Employers have a duty of care to their employees, which stretches so far as to include protecting their eyes when using visual display units.

The law says employers must arrange an eye test for display screen equipment (DSE) users if they ask for one, and provide glasses if an employee needs them only for DSE use. If long period of time during the day are in front of a DSE then this can lead to:

  • tired eyes
  • discomfort
  • temporary short-sightedness
  • headaches

Display Screen Equipment work is visually demanding, so it can make someone aware of eyesight problems they have not noticed before (including changes in eyesight that happen with age).

Employees can help their eyes by:

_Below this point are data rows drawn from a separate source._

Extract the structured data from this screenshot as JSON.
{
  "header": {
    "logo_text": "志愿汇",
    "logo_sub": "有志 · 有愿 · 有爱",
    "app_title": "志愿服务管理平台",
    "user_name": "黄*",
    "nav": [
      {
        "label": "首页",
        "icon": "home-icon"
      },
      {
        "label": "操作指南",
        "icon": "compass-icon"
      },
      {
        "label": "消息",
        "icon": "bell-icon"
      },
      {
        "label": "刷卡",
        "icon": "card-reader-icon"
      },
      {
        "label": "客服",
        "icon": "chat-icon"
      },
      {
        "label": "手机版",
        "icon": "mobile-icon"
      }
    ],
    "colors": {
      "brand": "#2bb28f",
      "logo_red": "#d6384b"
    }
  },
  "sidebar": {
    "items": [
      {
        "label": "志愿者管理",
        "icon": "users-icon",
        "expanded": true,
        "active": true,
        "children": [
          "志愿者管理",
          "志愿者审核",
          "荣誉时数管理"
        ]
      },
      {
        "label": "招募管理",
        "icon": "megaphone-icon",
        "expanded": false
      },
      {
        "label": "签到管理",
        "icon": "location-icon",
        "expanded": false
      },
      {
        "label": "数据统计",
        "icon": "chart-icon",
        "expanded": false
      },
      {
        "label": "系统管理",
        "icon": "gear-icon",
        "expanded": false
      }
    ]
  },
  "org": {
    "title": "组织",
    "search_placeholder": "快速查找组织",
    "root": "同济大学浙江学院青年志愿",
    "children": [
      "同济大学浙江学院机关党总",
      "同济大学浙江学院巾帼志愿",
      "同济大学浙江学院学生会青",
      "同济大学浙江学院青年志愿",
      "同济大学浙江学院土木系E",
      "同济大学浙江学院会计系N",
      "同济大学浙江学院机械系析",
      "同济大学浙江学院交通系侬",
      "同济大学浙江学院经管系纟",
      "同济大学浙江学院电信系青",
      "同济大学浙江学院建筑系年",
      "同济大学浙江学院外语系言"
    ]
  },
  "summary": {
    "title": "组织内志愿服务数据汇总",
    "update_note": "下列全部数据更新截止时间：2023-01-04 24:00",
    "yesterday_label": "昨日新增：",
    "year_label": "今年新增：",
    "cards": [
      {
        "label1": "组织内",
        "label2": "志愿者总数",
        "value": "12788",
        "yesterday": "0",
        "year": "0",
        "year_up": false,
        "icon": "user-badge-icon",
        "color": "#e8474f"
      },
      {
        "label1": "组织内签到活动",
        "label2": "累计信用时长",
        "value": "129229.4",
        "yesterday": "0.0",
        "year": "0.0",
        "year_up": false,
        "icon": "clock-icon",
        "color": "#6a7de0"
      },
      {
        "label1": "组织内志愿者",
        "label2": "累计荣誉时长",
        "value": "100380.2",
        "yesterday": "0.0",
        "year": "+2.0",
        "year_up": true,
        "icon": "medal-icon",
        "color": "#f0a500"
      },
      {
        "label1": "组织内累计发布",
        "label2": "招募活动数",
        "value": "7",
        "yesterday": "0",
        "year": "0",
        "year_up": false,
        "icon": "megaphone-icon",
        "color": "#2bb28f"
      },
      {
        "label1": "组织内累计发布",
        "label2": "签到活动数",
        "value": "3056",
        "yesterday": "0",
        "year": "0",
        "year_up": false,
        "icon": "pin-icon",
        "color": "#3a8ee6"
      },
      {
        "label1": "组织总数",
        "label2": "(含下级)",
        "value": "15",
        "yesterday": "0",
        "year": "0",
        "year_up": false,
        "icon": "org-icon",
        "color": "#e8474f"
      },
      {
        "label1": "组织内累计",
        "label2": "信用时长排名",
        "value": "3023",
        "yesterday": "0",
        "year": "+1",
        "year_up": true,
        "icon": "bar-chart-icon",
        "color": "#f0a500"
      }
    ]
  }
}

  • checking the screen is well positioned and properly adjusted
  • making sure lighting conditions are suitable
  • taking regular breaks from screen work

Employers must assess DSE workstationsand take steps to reduce any health risks.

An employer must provide an eyesight test for a DSE user if they request one. The employer must also pay for the test.

An employee can request an eye test and this must be paid for by their employer. This must be a full eye sight and vision test by an optometrist or doctor.

It’s up to the employer how they provide the test. For example, they could let users arrange the tests and reimburse them for the cost later, or they could send all their DSE users to one optician.

Employers only have to pay for glasses for DSE work if the test shows an employee needs special glasses prescribed for the distance the screen is viewed at. If an ordinary prescription is suitable, employers do not have to pay for glasses. These expenses are tax deductible for employers.

For any further information on your duty of care for employees. Get in touch.